═════ Dataset records
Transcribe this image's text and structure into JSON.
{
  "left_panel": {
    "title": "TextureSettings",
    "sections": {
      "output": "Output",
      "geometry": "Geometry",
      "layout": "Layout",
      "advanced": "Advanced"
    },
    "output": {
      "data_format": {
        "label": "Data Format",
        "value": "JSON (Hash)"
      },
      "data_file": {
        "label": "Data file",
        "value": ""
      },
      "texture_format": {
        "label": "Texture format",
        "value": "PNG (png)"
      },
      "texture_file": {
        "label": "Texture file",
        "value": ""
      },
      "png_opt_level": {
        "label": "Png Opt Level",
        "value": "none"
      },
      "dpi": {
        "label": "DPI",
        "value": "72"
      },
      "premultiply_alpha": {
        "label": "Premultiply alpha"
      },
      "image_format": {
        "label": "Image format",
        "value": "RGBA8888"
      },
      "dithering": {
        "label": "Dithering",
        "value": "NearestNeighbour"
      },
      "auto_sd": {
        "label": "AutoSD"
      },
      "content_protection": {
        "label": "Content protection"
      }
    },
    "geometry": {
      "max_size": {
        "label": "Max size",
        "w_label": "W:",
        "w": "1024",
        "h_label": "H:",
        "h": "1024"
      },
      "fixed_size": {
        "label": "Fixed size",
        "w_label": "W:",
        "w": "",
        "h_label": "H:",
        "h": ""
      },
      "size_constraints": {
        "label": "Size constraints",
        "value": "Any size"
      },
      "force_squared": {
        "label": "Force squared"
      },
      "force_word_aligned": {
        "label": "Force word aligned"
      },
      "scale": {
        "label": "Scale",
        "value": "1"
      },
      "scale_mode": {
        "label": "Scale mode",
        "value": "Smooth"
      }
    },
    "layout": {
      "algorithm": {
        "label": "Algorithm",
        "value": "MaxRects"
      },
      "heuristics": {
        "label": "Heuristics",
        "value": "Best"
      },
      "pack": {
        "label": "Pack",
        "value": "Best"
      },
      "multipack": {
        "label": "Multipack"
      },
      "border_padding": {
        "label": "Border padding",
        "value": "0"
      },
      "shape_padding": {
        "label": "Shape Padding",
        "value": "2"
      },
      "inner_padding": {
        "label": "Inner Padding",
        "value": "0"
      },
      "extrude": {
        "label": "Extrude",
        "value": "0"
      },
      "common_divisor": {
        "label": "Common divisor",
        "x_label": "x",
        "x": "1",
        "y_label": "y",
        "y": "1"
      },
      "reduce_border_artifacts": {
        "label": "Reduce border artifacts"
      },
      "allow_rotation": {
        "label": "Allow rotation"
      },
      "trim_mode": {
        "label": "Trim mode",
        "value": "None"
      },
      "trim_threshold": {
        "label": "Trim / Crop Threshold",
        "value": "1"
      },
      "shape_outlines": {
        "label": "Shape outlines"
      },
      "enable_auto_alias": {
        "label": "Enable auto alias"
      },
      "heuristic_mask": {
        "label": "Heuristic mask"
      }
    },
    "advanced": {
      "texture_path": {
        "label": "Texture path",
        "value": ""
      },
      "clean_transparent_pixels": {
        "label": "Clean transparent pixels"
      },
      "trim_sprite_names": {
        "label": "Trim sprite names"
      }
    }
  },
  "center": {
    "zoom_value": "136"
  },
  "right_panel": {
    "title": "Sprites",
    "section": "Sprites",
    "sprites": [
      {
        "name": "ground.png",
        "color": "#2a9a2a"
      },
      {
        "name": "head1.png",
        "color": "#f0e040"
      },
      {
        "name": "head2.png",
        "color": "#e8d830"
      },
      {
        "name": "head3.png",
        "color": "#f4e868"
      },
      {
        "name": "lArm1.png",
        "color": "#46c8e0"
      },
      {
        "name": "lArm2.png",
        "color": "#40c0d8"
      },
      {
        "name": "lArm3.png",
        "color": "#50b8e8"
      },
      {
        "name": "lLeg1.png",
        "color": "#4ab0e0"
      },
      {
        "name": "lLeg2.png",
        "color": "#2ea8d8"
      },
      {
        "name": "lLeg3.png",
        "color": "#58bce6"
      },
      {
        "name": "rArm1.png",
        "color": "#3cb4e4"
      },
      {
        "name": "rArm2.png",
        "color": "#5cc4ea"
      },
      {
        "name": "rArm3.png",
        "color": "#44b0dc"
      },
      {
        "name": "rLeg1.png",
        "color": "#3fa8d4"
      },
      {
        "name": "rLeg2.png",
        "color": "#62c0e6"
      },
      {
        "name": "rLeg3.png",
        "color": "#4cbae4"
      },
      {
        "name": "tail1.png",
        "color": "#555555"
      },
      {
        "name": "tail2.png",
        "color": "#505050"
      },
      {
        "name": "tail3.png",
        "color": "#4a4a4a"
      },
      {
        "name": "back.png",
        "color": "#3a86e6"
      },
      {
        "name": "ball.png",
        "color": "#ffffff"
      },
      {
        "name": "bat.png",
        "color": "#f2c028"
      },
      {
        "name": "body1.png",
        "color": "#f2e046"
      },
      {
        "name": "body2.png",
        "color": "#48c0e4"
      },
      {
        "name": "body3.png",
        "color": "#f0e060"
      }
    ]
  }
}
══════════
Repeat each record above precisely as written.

Transcribe this image's text and structure into JSON.
{
  "left_panel": {
    "title": "TextureSettings",
    "sections": {
      "output": "Output",
      "geometry": "Geometry",
      "layout": "Layout",
      "advanced": "Advanced"
    },
    "output": {
      "data_format": {
        "label": "Data Format",
        "value": "JSON (Hash)"
      },
      "data_file": {
        "label": "Data file",
        "value": ""
      },
      "texture_format": {
        "label": "Texture format",
        "value": "PNG (png)"
      },
      "texture_file": {
        "label": "Texture file",
        "value": ""
      },
      "png_opt_level": {
        "label": "Png Opt Level",
        "value": "none"
      },
      "dpi": {
        "label": "DPI",
        "value": "72"
      },
      "premultiply_alpha": {
        "label": "Premultiply alpha"
      },
      "image_format": {
        "label": "Image format",
        "value": "RGBA8888"
      },
      "dithering": {
        "label": "Dithering",
        "value": "NearestNeighbour"
      },
      "auto_sd": {
        "label": "AutoSD"
      },
      "content_protection": {
        "label": "Content protection"
      }
    },
    "geometry": {
      "max_size": {
        "label": "Max size",
        "w_label": "W:",
        "w": "1024",
        "h_label": "H:",
        "h": "1024"
      },
      "fixed_size": {
        "label": "Fixed size",
        "w_label": "W:",
        "w": "",
        "h_label": "H:",
        "h": ""
      },
      "size_constraints": {
        "label": "Size constraints",
        "value": "Any size"
      },
      "force_squared": {
        "label": "Force squared"
      },
      "force_word_aligned": {
        "label": "Force word aligned"
      },
      "scale": {
        "label": "Scale",
        "value": "1"
      },
      "scale_mode": {
        "label": "Scale mode",
        "value": "Smooth"
      }
    },
    "layout": {
      "algorithm": {
        "label": "Algorithm",
        "value": "MaxRects"
      },
      "heuristics": {
        "label": "Heuristics",
        "value": "Best"
      },
      "pack": {
        "label": "Pack",
        "value": "Best"
      },
      "multipack": {
        "label": "Multipack"
      },
      "border_padding": {
        "label": "Border padding",
        "value": "0"
      },
      "shape_padding": {
        "label": "Shape Padding",
        "value": "2"
      },
      "inner_padding": {
        "label": "Inner Padding",
        "value": "0"
      },
      "extrude": {
        "label": "Extrude",
        "value": "0"
      },
      "common_divisor": {
        "label": "Common divisor",
        "x_label": "x",
        "x": "1",
        "y_label": "y",
        "y": "1"
      },
      "reduce_border_artifacts": {
        "label": "Reduce border artifacts"
      },
      "allow_rotation": {
        "label": "Allow rotation"
      },
      "trim_mode": {
        "label": "Trim mode",
        "value": "None"
      },
      "trim_threshold": {
        "label": "Trim / Crop Threshold",
        "value": "1"
      },
      "shape_outlines": {
        "label": "Shape outlines"
      },
      "enable_auto_alias": {
        "label": "Enable auto alias"
      },
      "heuristic_mask": {
        "label": "Heuristic mask"
      }
    },
    "advanced": {
      "texture_path": {
        "label": "Texture path",
        "value": ""
      },
      "clean_transparent_pixels": {
        "label": "Clean transparent pixels"
      },
      "trim_sprite_names": {
        "label": "Trim sprite names"
      }
    }
  },
  "center": {
    "zoom_value": "136"
  },
  "right_panel": {
    "title": "Sprites",
    "section": "Sprites",
    "sprites": [
      {
        "name": "ground.png",
        "color": "#2a9a2a"
      },
      {
        "name": "head1.png",
        "color": "#f0e040"
      },
      {
        "name": "head2.png",
        "color": "#e8d830"
      },
      {
        "name": "head3.png",
        "color": "#f4e868"
      },
      {
        "name": "lArm1.png",
        "color": "#46c8e0"
      },
      {
        "name": "lArm2.png",
        "color": "#40c0d8"
      },
      {
        "name": "lArm3.png",
        "color": "#50b8e8"
      },
      {
        "name": "lLeg1.png",
        "color": "#4ab0e0"
      },
      {
        "name": "lLeg2.png",
        "color": "#2ea8d8"
      },
      {
        "name": "lLeg3.png",
        "color": "#58bce6"
      },
      {
        "name": "rArm1.png",
        "color": "#3cb4e4"
      },
      {
        "name": "rArm2.png",
        "color": "#5cc4ea"
      },
      {
        "name": "rArm3.png",
        "color": "#44b0dc"
      },
      {
        "name": "rLeg1.png",
        "color": "#3fa8d4"
      },
      {
        "name": "rLeg2.png",
        "color": "#62c0e6"
      },
      {
        "name": "rLeg3.png",
        "color": "#4cbae4"
      },
      {
        "name": "tail1.png",
        "color": "#555555"
      },
      {
        "name": "tail2.png",
        "color": "#505050"
      },
      {
        "name": "tail3.png",
        "color": "#4a4a4a"
      },
      {
        "name": "back.png",
        "color": "#3a86e6"
      },
      {
        "name": "ball.png",
        "color": "#ffffff"
      },
      {
        "name": "bat.png",
        "color": "#f2c028"
      },
      {
        "name": "body1.png",
        "color": "#f2e046"
      },
      {
        "name": "body2.png",
        "color": "#48c0e4"
      },
      {
        "name": "body3.png",
        "color": "#f0e060"
      }
    ]
  }
}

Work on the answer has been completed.